This past summer, W&M Physics rising senior Patrick King was the inaugural recipient of the first Dorothy Pruitt Babcock Memorial Research Scholarship. This scholarship enabled Patrick to conduct research in theoretical particle physics along with Associate Professor Joshua Erlich.
Patrick's project was to investigate possible ways to explain the carriers of the fundamental forces in nature by invoking the idea that there may be hidden "extra dimensions" of space-time. In the Standard Model of particle physics, these force carriers (the photon, the gluons, and the W and Z bosons) arise due to symmetries in nature. These symmetries can be described mathematically using group theory, and are generically known as "gauge symmetries". The concept here is that the same force carriers might arise from a simpler set of symmetries (a reduced set of gauge groups), if nature also has extra dimensions. The Standard Model would then arise as a low-energy "effective theory" of this extra-dimensioned universe.
Patrick investigated a variety of such models, and was able to show that they could not be made to predict the observed force carriers. He was also able to show mathematically why this was the case.

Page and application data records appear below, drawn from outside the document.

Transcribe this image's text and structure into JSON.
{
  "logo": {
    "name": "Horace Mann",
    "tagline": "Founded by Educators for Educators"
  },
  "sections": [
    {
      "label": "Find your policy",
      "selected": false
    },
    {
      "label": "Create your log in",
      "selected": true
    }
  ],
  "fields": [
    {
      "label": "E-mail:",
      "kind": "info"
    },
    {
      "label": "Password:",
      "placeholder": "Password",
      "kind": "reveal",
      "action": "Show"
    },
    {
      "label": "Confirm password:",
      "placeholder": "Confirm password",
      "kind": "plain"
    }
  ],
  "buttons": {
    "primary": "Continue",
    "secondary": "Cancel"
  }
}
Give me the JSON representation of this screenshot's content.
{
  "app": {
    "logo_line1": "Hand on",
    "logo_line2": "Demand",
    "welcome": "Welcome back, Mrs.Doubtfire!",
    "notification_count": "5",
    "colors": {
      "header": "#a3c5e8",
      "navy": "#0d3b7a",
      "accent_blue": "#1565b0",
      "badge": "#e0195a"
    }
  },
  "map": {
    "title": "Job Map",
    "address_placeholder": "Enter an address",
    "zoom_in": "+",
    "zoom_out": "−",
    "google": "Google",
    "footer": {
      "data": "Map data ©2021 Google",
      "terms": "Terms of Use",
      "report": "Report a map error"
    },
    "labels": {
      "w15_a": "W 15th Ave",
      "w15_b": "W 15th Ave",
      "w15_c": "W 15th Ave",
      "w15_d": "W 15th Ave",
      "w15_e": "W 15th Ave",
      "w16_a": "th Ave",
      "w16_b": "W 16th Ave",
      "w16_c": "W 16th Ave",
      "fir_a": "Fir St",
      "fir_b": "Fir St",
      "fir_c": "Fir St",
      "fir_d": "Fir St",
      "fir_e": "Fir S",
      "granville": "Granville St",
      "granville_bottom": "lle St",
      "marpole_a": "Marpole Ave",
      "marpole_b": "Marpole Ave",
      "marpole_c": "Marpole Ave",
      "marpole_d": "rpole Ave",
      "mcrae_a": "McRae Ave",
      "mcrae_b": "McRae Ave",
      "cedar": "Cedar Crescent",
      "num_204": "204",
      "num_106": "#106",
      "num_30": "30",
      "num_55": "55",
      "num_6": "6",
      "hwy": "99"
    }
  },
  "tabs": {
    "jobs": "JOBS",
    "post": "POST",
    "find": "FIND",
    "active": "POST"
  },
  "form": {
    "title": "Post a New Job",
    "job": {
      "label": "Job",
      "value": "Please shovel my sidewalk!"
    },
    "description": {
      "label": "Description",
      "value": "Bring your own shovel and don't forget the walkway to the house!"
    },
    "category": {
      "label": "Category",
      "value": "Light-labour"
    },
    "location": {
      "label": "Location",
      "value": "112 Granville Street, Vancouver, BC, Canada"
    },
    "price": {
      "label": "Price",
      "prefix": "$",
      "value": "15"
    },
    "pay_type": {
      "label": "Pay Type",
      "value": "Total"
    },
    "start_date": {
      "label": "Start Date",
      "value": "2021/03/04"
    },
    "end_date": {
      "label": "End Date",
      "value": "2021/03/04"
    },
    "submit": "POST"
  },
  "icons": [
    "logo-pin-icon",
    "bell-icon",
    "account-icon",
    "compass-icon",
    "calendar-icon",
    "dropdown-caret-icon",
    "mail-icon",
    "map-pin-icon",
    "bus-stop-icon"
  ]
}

Patrick is continuing research with Professor Erlich this year, as the basis for his honors thesis. He is working on modeling high-temperature superconductors using ideas that have emerged from string theory (the quantum theory of massless vibrating strings). Patrick is a dual physics and math major, and completed his honors research work in math last year under the supervision of Prof. Junping Shi of the Math department.